It almost sounds ironic when you start to think about Amazon and small businesses in the same sentence. However, that shouldn’t be the case – since over 50% of products sold on Amazon are from third party sellers (not just big brands).
Recently, Amazon launched a new section on their website called Amazon Storefronts. If you browse around, you’ll get a very “crafty” (almost Etsy) vibe when browsing the curation of products. Amazon claims they have over 1 million products from 20,000 small-medium sized businesses in the United States.
“Amazon first invited businesses to sell on Amazon nearly two decades ago, and today, small and medium-sized businesses are a vital part of Amazon’s large selection and commitment to customers,” Nicholas Denissen (Amazon VP) said in Monday’s announcement.
Amazon has always played the “protect the little guy” vibe, so this move isn’t too surprising to most people. Hence, putting small businesses on blast and highlighting artisans seems to be the strategy to protect that mentality.
Side note: What an advantageous time for Amazon to create this program as tariffs are continually putting the pressure on import vendors.
“Since we started selling on Amazon in October 2016, our sales have nearly doubled. Due to our success, we have been able to hire new team members from our community, including full and part time jobs,” said Holly Rutt, co-founder of Little Flower Soap Co., the U.S. business owner featured in the national TV ad. “We believe that customers like to know the story behind what they’re buying. When there is worry about creating jobs, it’s reassuring for customers to know their purchases are helping sustain jobs in the U.S.”
Storefront of the week.
Meet the business owners.
In this section, you can click into different portals which takes you to content-rich, story telling from the people behind the products. I thought this section was particularly cool because the biggest advantage (IMO) a product has over another (outside of all the normal identifiers) is a solid story. We all want to connect to our ‘things’.
More to explore.
At first, ‘handmade” was supposedly going to be the Etsy killer but the traction wasn’t as large as expected. This section, however, isn’t exclusive to just the United States. This section (created in 2015) is over 80,000 artisan-made products from 5,000 sellers in 60 different countries.
This direction seems to be stronger in regards to taking a bigger slice of the Etsy’s marketshare, but can Amazon convince shoppers their marketplace can be seen as a valuable source for artisanal goods? That’s going to be the biggest challenge.
Take a look for yourself, let us know what you think.

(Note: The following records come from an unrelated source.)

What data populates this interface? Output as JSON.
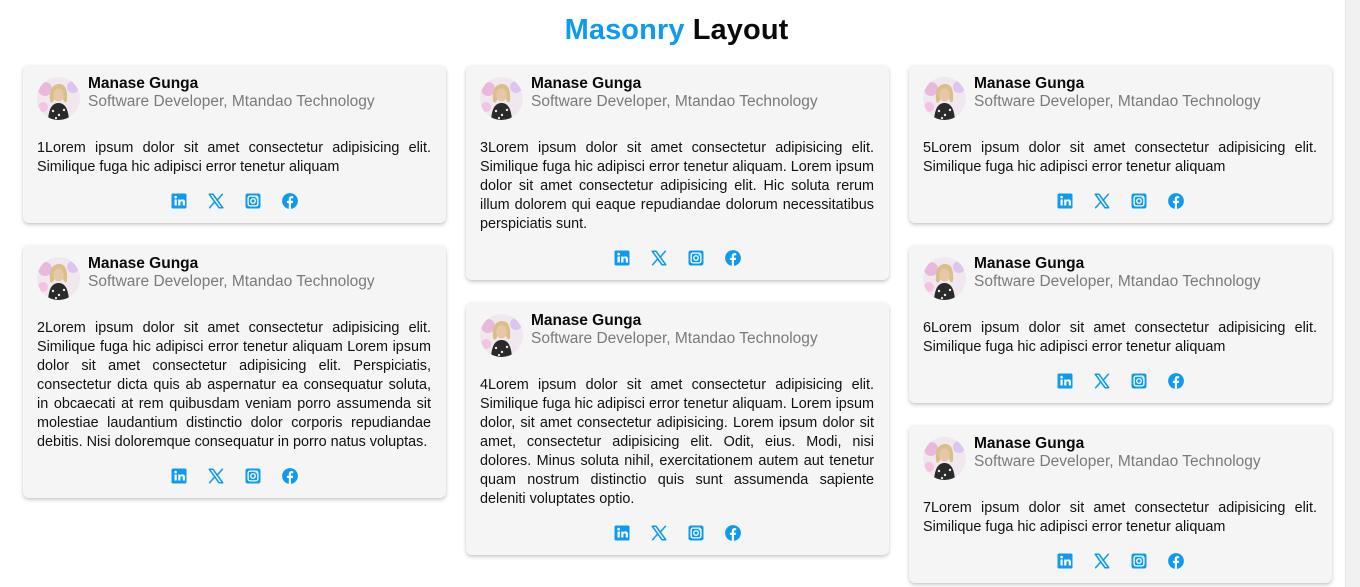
{
  "header": {
    "title_accent": "Masonry",
    "title_rest": "Layout"
  },
  "colors": {
    "accent": "#0d9af0",
    "card_bg": "#f5f5f5",
    "subtitle": "#7a7a7a"
  },
  "cards": [
    {
      "name": "Manase Gunga",
      "role": "Software Developer, Mtandao Technology",
      "text": "1Lorem ipsum dolor sit amet consectetur adipisicing elit. Similique fuga hic adipisci error tenetur aliquam"
    },
    {
      "name": "Manase Gunga",
      "role": "Software Developer, Mtandao Technology",
      "text": "2Lorem ipsum dolor sit amet consectetur adipisicing elit. Similique fuga hic adipisci error tenetur aliquam Lorem ipsum dolor sit amet consectetur adipisicing elit. Perspiciatis, consectetur dicta quis ab aspernatur ea consequatur soluta, in obcaecati at rem quibusdam veniam porro assumenda sit molestiae laudantium distinctio dolor corporis repudiandae debitis. Nisi doloremque consequatur in porro natus voluptas."
    },
    {
      "name": "Manase Gunga",
      "role": "Software Developer, Mtandao Technology",
      "text": "3Lorem ipsum dolor sit amet consectetur adipisicing elit. Similique fuga hic adipisci error tenetur aliquam. Lorem ipsum dolor sit amet consectetur adipisicing elit. Hic soluta rerum illum dolorem qui eaque repudiandae dolorum necessitatibus perspiciatis sunt."
    },
    {
      "name": "Manase Gunga",
      "role": "Software Developer, Mtandao Technology",
      "text": "4Lorem ipsum dolor sit amet consectetur adipisicing elit. Similique fuga hic adipisci error tenetur aliquam. Lorem ipsum dolor, sit amet consectetur adipisicing. Lorem ipsum dolor sit amet, consectetur adipisicing elit. Odit, eius. Modi, nisi dolores. Minus soluta nihil, exercitationem autem aut tenetur quam nostrum distinctio quis sunt assumenda sapiente deleniti voluptates optio."
    },
    {
      "name": "Manase Gunga",
      "role": "Software Developer, Mtandao Technology",
      "text": "5Lorem ipsum dolor sit amet consectetur adipisicing elit. Similique fuga hic adipisci error tenetur aliquam"
    },
    {
      "name": "Manase Gunga",
      "role": "Software Developer, Mtandao Technology",
      "text": "6Lorem ipsum dolor sit amet consectetur adipisicing elit. Similique fuga hic adipisci error tenetur aliquam"
    },
    {
      "name": "Manase Gunga",
      "role": "Software Developer, Mtandao Technology",
      "text": "7Lorem ipsum dolor sit amet consectetur adipisicing elit. Similique fuga hic adipisci error tenetur aliquam"
    }
  ],
  "social_icons": [
    "linkedin-icon",
    "x-icon",
    "instagram-icon",
    "facebook-icon"
  ]
}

Head on over to the page, dig in and let us know what you think: https://www.amazon.com/storefronts
Will this new strategy help lift the small-medium business sector? Will Amazon shoppers eventually turn on Etsy and head to Amazon for their next “crafty” item? We’d love to hear your thoughts! If you ever need assistance with Amazon – let us know. We’re here to help!